▶ **Items from a data source**
------------------------
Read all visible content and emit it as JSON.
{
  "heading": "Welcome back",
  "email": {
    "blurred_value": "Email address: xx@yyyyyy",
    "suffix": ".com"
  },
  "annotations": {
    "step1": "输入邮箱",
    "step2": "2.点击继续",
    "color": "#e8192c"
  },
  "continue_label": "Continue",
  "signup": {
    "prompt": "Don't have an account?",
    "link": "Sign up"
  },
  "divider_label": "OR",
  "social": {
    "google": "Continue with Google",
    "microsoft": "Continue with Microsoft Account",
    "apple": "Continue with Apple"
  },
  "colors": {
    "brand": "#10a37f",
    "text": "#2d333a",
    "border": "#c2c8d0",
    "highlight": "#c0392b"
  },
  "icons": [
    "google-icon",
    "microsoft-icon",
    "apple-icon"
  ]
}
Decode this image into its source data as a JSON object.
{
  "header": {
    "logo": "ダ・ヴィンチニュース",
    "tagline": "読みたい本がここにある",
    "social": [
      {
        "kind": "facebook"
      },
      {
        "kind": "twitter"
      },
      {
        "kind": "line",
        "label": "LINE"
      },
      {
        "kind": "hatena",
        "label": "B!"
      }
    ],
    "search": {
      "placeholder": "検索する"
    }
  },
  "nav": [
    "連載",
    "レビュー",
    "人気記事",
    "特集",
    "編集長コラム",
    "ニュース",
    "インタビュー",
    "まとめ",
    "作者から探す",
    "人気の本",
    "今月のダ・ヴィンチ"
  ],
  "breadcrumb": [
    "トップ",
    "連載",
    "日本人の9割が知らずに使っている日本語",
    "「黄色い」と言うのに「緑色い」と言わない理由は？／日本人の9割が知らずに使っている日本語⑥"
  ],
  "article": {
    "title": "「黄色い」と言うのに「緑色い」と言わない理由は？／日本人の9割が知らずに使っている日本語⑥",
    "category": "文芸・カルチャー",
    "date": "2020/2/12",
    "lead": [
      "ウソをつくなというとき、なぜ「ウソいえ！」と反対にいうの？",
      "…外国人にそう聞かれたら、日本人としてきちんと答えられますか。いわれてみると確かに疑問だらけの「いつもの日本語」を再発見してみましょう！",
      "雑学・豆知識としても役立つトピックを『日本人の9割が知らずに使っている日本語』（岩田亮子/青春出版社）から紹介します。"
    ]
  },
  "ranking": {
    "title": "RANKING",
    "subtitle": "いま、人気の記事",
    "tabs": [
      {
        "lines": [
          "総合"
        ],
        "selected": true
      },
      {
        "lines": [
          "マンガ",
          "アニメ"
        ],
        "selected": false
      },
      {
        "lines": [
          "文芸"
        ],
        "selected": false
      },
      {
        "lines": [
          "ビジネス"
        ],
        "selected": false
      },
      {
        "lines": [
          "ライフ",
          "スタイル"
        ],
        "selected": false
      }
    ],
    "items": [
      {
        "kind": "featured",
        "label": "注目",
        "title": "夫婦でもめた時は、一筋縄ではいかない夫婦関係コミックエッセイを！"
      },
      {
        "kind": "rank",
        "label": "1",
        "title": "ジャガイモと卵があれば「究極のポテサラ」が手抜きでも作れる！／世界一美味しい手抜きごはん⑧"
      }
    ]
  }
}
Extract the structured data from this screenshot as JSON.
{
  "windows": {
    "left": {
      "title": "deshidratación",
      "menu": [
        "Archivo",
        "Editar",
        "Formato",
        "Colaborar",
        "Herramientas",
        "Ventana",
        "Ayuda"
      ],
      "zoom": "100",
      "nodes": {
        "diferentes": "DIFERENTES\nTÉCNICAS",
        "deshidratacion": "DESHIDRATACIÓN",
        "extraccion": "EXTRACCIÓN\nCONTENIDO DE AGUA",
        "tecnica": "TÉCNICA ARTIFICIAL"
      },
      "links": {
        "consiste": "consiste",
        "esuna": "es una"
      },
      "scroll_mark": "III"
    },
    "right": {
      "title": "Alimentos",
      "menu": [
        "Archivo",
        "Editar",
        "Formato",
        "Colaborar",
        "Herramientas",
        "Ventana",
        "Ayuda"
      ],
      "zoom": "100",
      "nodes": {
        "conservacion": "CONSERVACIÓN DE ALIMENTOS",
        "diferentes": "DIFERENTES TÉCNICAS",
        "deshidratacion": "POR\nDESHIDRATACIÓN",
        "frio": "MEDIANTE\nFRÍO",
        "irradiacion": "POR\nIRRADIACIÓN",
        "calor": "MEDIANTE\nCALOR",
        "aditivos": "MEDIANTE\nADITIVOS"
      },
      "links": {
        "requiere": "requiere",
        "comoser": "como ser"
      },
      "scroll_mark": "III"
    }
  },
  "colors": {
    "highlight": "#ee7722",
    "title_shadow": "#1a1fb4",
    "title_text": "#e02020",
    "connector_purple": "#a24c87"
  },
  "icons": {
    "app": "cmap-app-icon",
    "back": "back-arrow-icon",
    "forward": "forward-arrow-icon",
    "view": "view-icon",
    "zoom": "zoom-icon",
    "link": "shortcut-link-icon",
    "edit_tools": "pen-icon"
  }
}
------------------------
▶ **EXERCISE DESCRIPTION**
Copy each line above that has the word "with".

▶ **RESPONSE TO THE TASK**
    "google": "Continue with Google",
    "microsoft": "Continue with Microsoft Account",
    "apple": "Continue with Apple"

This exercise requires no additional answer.